My favourite buildings were the ones from medieval times. “The Three Brothers” are some of the oldest in the city. The “White Brother” was built in the 15th century and is the only surviving structure from that period. One of my other favourite structures was the Freedom Monument, which withstood Soviet rule and is a symbol of independence, unity
Clockwise from me: Wooden friend 1, Catherine (Netherlands), Marjukka (Finland), Wooden friend 2, Tahir (Canada), Wooden friend 3
and liberty to Latvians. We happened to pass by a “medieval” restaurant while we were walking to a pub and it intrigued Tahir (a Canadian from Toronto who is also studying in Jyväskylä), so we stopped in for a drink. I’m not sure if the restaurant was authentically from medieval times, but if it wasn’t, the owners did an excellent job of making it look like it was. It wasn’t a cheesy medieval theme that you sometimes see in movies - there were no jousting shows or other forms of entertainment along those lines. The staff was dressed in medieval costumes, there were no electric lights and the furniture was all made to look as though it were from that time period, but it was actually pretty relaxing. We stayed for a beer and then made our way to another pub before eating some traditional Latvian food, which I enjoyed. Latvians eat hearty food - lots of meat, fish, potatoes, rice, etc. It was tasty though, not bland like some Finnish food can be.
One of the most interesting things about Riga to me was all of the different contrasts. Old vs. new architecture; colourful vs. drab areas; posh
looking restaurants that were decorated nicely vs. poor service. Latvians know how to present things well (dishes were always garnished very nicely and restaurants had really nice décor), but the service took forever sometimes. It’s not that we were impatient either - sometimes we had to wait close to 20 minutes in a close to empty restaurant just to order drinks. Overall though, I thoroughly enjoyed my stay and would definitely recommend a visit to Riga if you’re ever in this part of the world.
Oh yes, I almost forgot. The nightlife in Riga is great. There are lots of pubs for those who just want to hang out and have a few drinks and there are really busy and nice nightclubs for those who want to dance. There are also tons of places that are in between. Riga is not a place where you get bored!
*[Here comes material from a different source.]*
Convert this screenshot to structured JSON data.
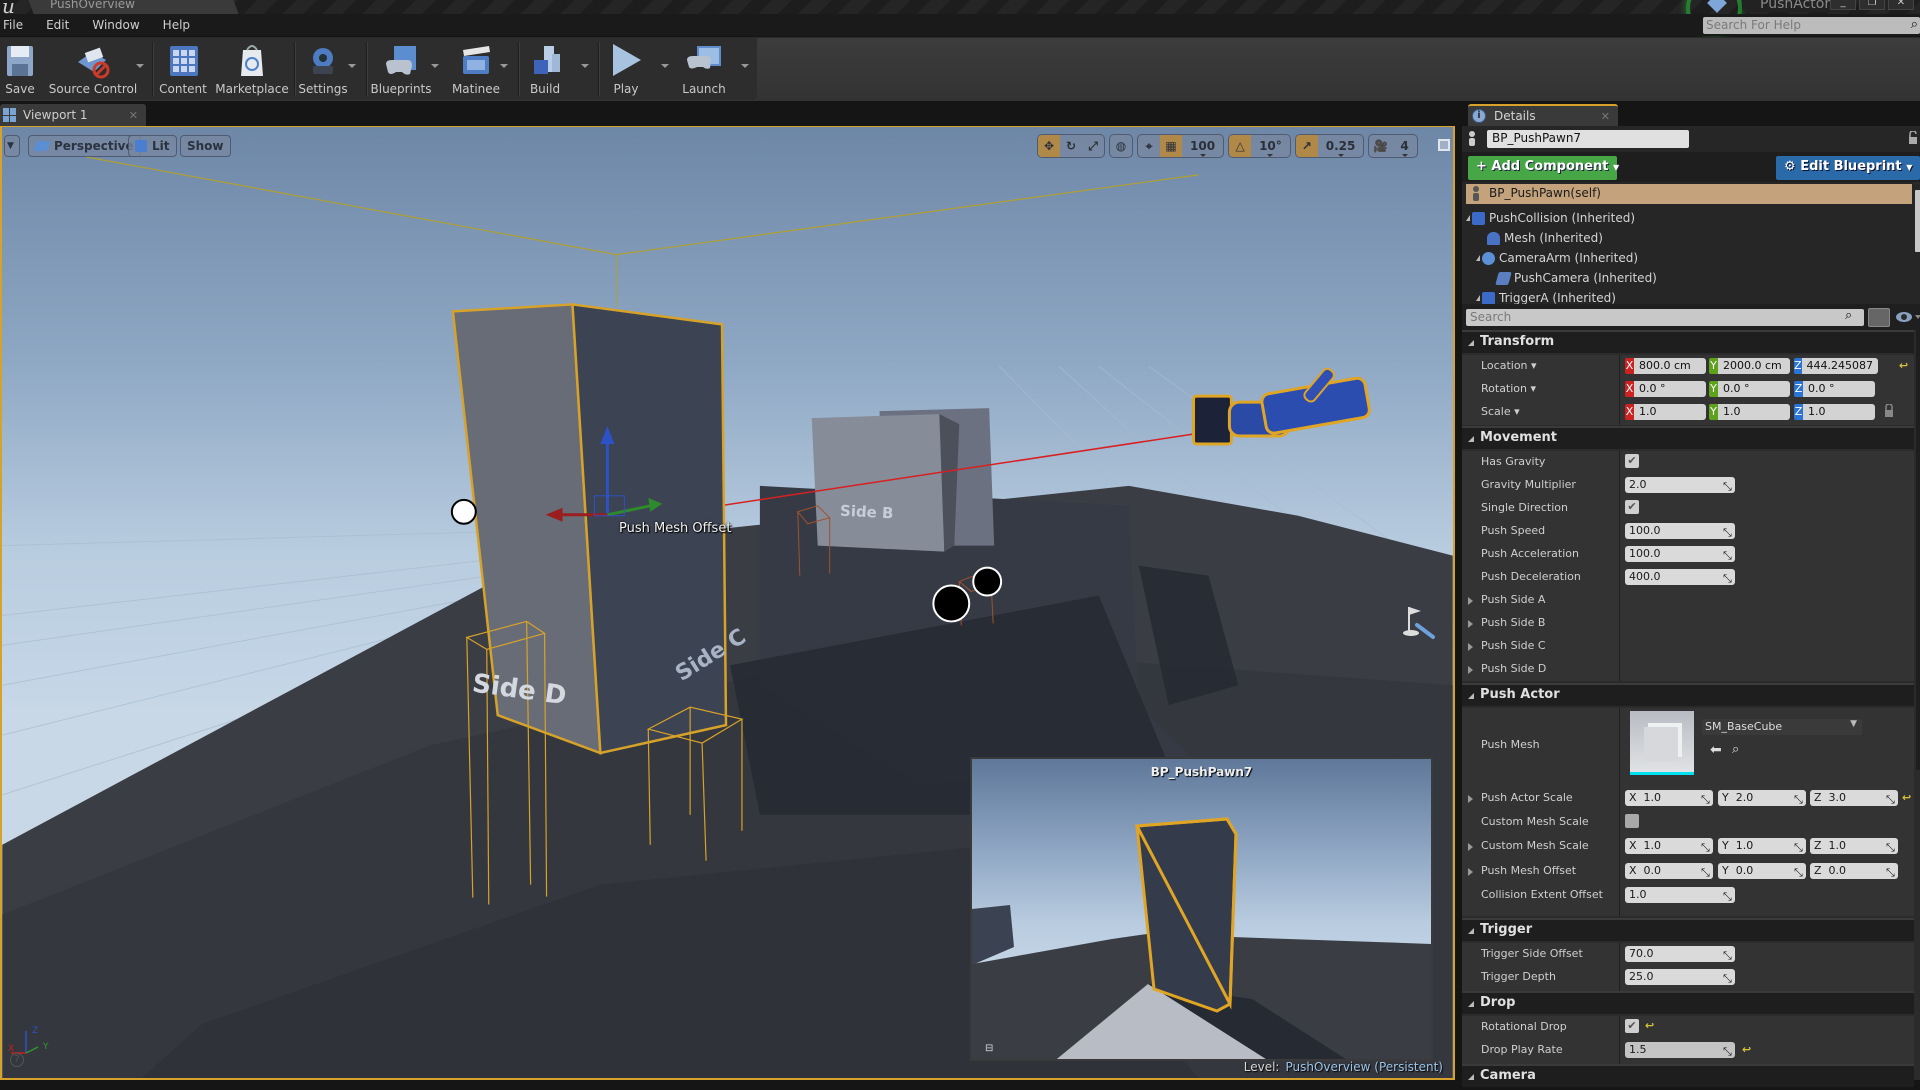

As fun as my stay in Riga was, it was nice to get home (and I do think of Jyväskylä as home now). I’m a big fan of hostelling because you get to meet lots of interesting people and if you find the right hostel, the atmosphere is very warm and
Can't say I've ever been on one that needed to be pushed by the person operating it...
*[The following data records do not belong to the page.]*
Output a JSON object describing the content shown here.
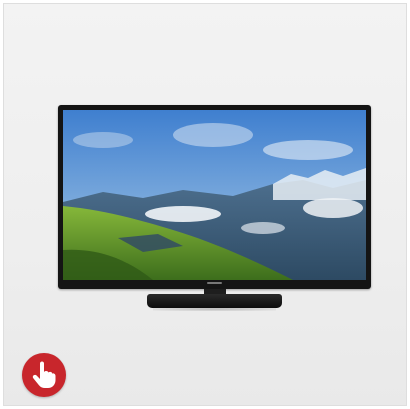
{
  "product_card": {
    "image_subject": "tv-icon",
    "badge_icon": "hand-pointer-icon",
    "colors": {
      "background": "#efefef",
      "badge": "#c8262c",
      "badge_icon": "#ffffff",
      "tv_frame": "#141414"
    }
  }
}
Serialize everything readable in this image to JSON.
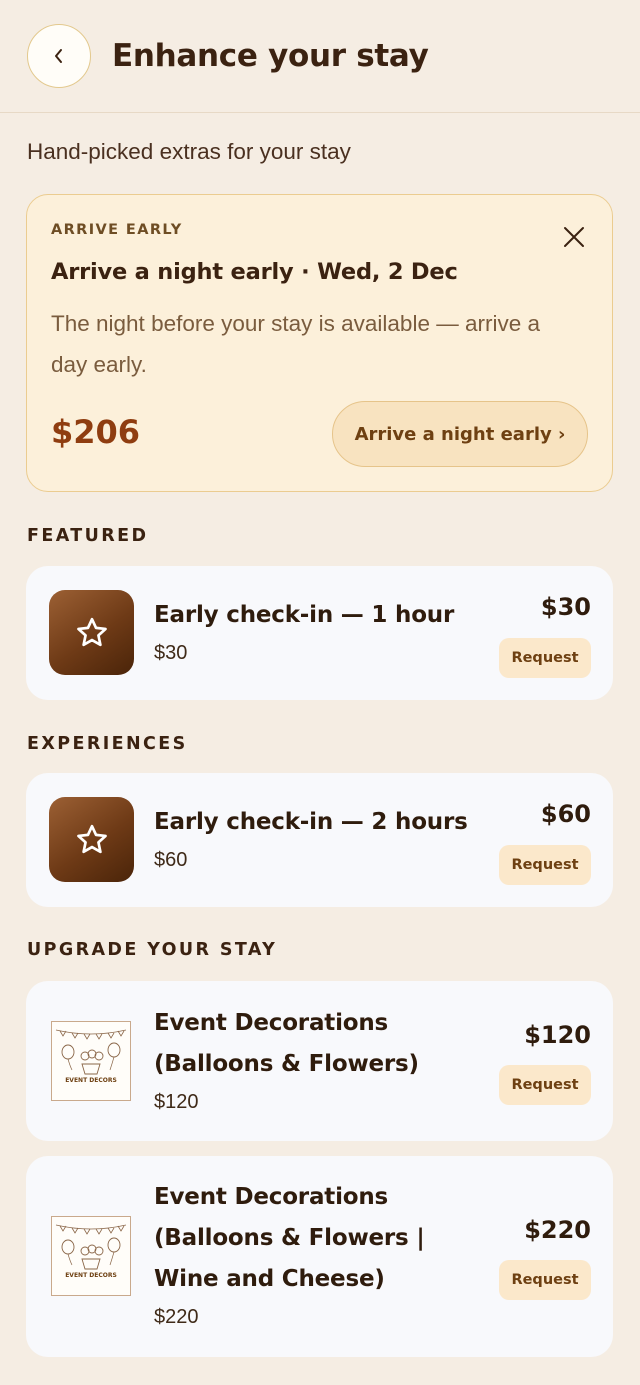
{
  "header": {
    "title": "Enhance your stay",
    "back_icon": "chevron-left-icon"
  },
  "subtitle": "Hand-picked extras for your stay",
  "promo": {
    "eyebrow": "ARRIVE EARLY",
    "title": "Arrive a night early · Wed, 2 Dec",
    "description": "The night before your stay is available — arrive a day early.",
    "price": "$206",
    "button_label": "Arrive a night early ›",
    "close_icon": "close-icon"
  },
  "sections": [
    {
      "label": "FEATURED",
      "items": [
        {
          "title": "Early check-in — 1 hour",
          "price_sub": "$30",
          "price": "$30",
          "button": "Request",
          "icon": "star-icon"
        }
      ]
    },
    {
      "label": "EXPERIENCES",
      "items": [
        {
          "title": "Early check-in — 2 hours",
          "price_sub": "$60",
          "price": "$60",
          "button": "Request",
          "icon": "star-icon"
        }
      ]
    },
    {
      "label": "UPGRADE YOUR STAY",
      "items": [
        {
          "title_lines": [
            "Event Decorations",
            "(Balloons & Flowers)"
          ],
          "price_sub": "$120",
          "price": "$120",
          "button": "Request",
          "thumb_text": "EVENT DECORS"
        },
        {
          "title_lines": [
            "Event Decorations",
            "(Balloons & Flowers |",
            "Wine and Cheese)"
          ],
          "price_sub": "$220",
          "price": "$220",
          "button": "Request",
          "thumb_text": "EVENT DECORS"
        }
      ]
    }
  ],
  "colors": {
    "background": "#f5ede3",
    "accent_price": "#8f3d10",
    "card": "#f8f9fc",
    "promo_bg": "#fcf0da"
  }
}
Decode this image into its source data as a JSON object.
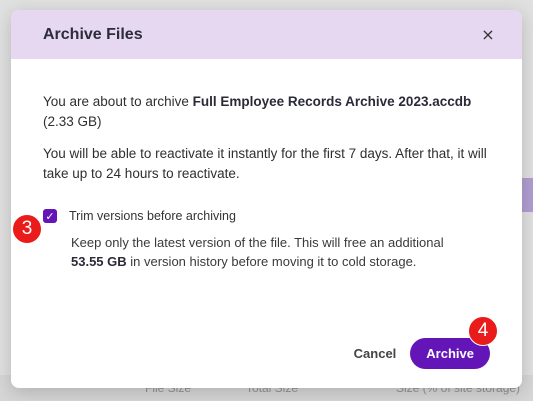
{
  "modal": {
    "title": "Archive Files",
    "close_glyph": "×",
    "intro_prefix": "You are about to archive ",
    "file_name": "Full Employee Records Archive 2023.accdb",
    "file_size": " (2.33 GB)",
    "reactivate_text": "You will be able to reactivate it instantly for the first 7 days. After that, it will take up to 24 hours to reactivate.",
    "trim_option": {
      "checked": true,
      "label": "Trim versions before archiving",
      "desc_prefix": "Keep only the latest version of the file. This will free an additional ",
      "desc_amount": "53.55 GB",
      "desc_suffix": " in version history before moving it to cold storage."
    },
    "cancel_label": "Cancel",
    "archive_label": "Archive"
  },
  "background": {
    "footer_columns": [
      "File Size",
      "Total Size",
      "Size (% of site storage)"
    ]
  },
  "step_badges": [
    "3",
    "4"
  ],
  "colors": {
    "accent": "#6315b8",
    "header_bg": "#e6d8f1",
    "badge": "#ea1b1b"
  }
}
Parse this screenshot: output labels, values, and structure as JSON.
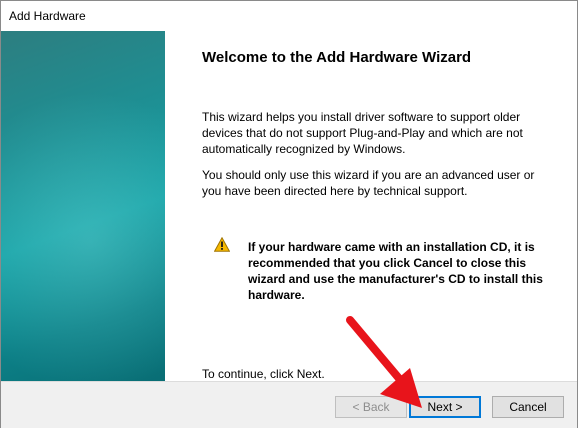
{
  "window": {
    "title": "Add Hardware"
  },
  "wizard": {
    "heading": "Welcome to the Add Hardware Wizard",
    "paragraph1": "This wizard helps you install driver software to support older devices that do not support Plug-and-Play and which are not automatically recognized by Windows.",
    "paragraph2": "You should only use this wizard if you are an advanced user or you have been directed here by technical support.",
    "warning": "If your hardware came with an installation CD, it is recommended that you click Cancel to close this wizard and use the manufacturer's CD to install this hardware.",
    "continue_text": "To continue, click Next."
  },
  "buttons": {
    "back": "< Back",
    "next": "Next >",
    "cancel": "Cancel"
  },
  "icons": {
    "warning": "warning-icon",
    "annotation": "red-arrow-icon"
  },
  "colors": {
    "banner": "#16a2a6",
    "default_button_border": "#0078d7",
    "arrow": "#e8141b",
    "warning_fill": "#f5b800"
  }
}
homey. However, there are definite downsides to hostelling (e.g. snorers - I had one who kept me up all night on my last night, getting locked out of your room if you forget your key and waiting for the shower!). It was so nice to curl up in my bed in Kortepohja and have a good night’s sleep again!
A small update on my time in Jyväskylä: my courses are fully underway now and I have a lot of work to keep me busy (it doesn’t feel like a vacation anymore!). I’m taking Survival Finnish (which ends next week), a Women’s Studies course about the position of women in Finnish society, Introduction to Intercultural Communication and Cross-Cultural Psychology. I’m enjoying all of my courses at the moment, but that may change once crunch time comes (i.e. exams and final assignments/papers).
I hope all you students back home a good Reading Week and I hope you’ve enjoyed my description of Riga!
There are more photos below